Show your enemies

The sutekki-noriten

Crunchy bits remain

- haiku by Nori-san

Noritegami is a much more civilised activity, which is believed to have derived from peacetime hobbies taken up by sutekki-noritenjitsu-trained samurai warriors and sushi chefs. By the 16th century, noritegami was widely practised througout Japanese society, a trend that was encouraged by Zen Buddhism combined with heavy sake drinking.

Over subsequent years, greater contact with the west exerted its influence, and it was not long before the artform incorporated established western traditions such as the use of materials like couscous and pork scratchings, and the inclusion of formalised manoeuvres derived from western strategic texts including Machiavelli and Comfort.

Currently, noritegami is a meditative and time-consuming spiritual artform. Works can often take days or even weeks to finish. Peach Blossom Settles Upon the Incoming Tide of Dream, by Mushi, which is widely acclaimed as one of the artform's greatest ever achievements, took over fourteen years to complete, by which time almost all of the crisps used had become thoroughly soggy, and the artist had developed third degree salt & vinegar burns on his fingers and lost over five kilos in weight from chasing off hungry squirrels.

The Conventions of Noritegami

this work created by a nortitegami master only 8-years of age Map of the City of Kagoshima

I'll have a handful

Of those crunchy fried snacks.

Pass the chilli dip.

- haiku by Slobodashi

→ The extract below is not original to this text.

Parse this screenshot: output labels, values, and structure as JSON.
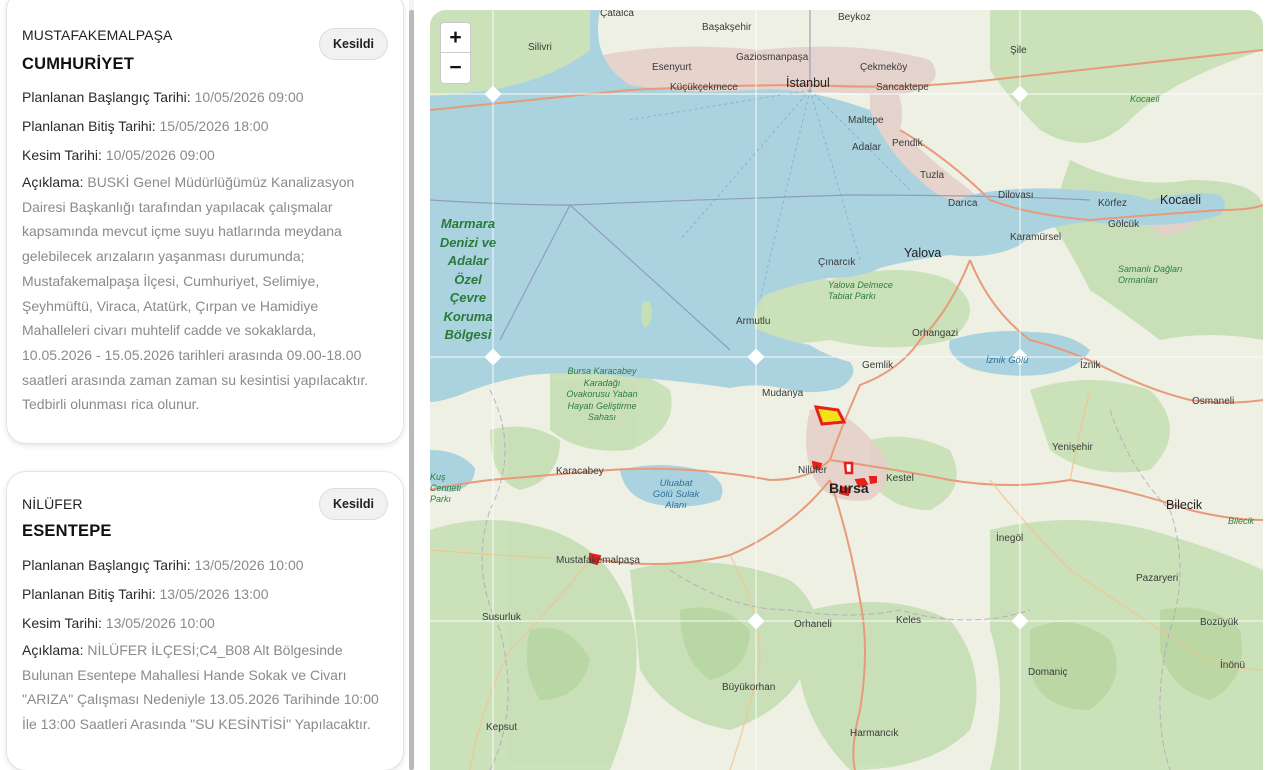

Noritegami works are structured according to many conventions that refer to or reflect physical objects, spiritual concepts, or humourously shaped vegetables. Conventions and underlying philosophies similar to those of chanoyu and go also form a crucial component of the art. It is conventional for the artist to kneel to the left of the noritegami work as it is being prepared and to keep a serious look on their face at all times. Specialist tools can be used, but crisps are always held in the left hand, between the third and fourth fingers, and individually placed into position. The right hand is reserved for crisp packet holding and formalised tasting, but is otherwise placed beneath the right knee. This complexity requires a high degree of physical and mental fitness, which is why noritegami masters are noted as being extremely adept, although very serious, players at international Twister competitions.

The crisps themselves may be folded, but cannot be broken or cut to shape. Once placed, a crisp may not be intentionally moved, although limited Wheat Crunchie rolling and certain types of couscous raking may be permitted. Even the opening of the crisp packet is governed by strict rules. The packet is laid out and turned three times before is is swiftly opened. From the 16th-18th Century, this was actually achieved with one swift strike from a samurai sword, though there is less need to do this nowadays because of modern packaging.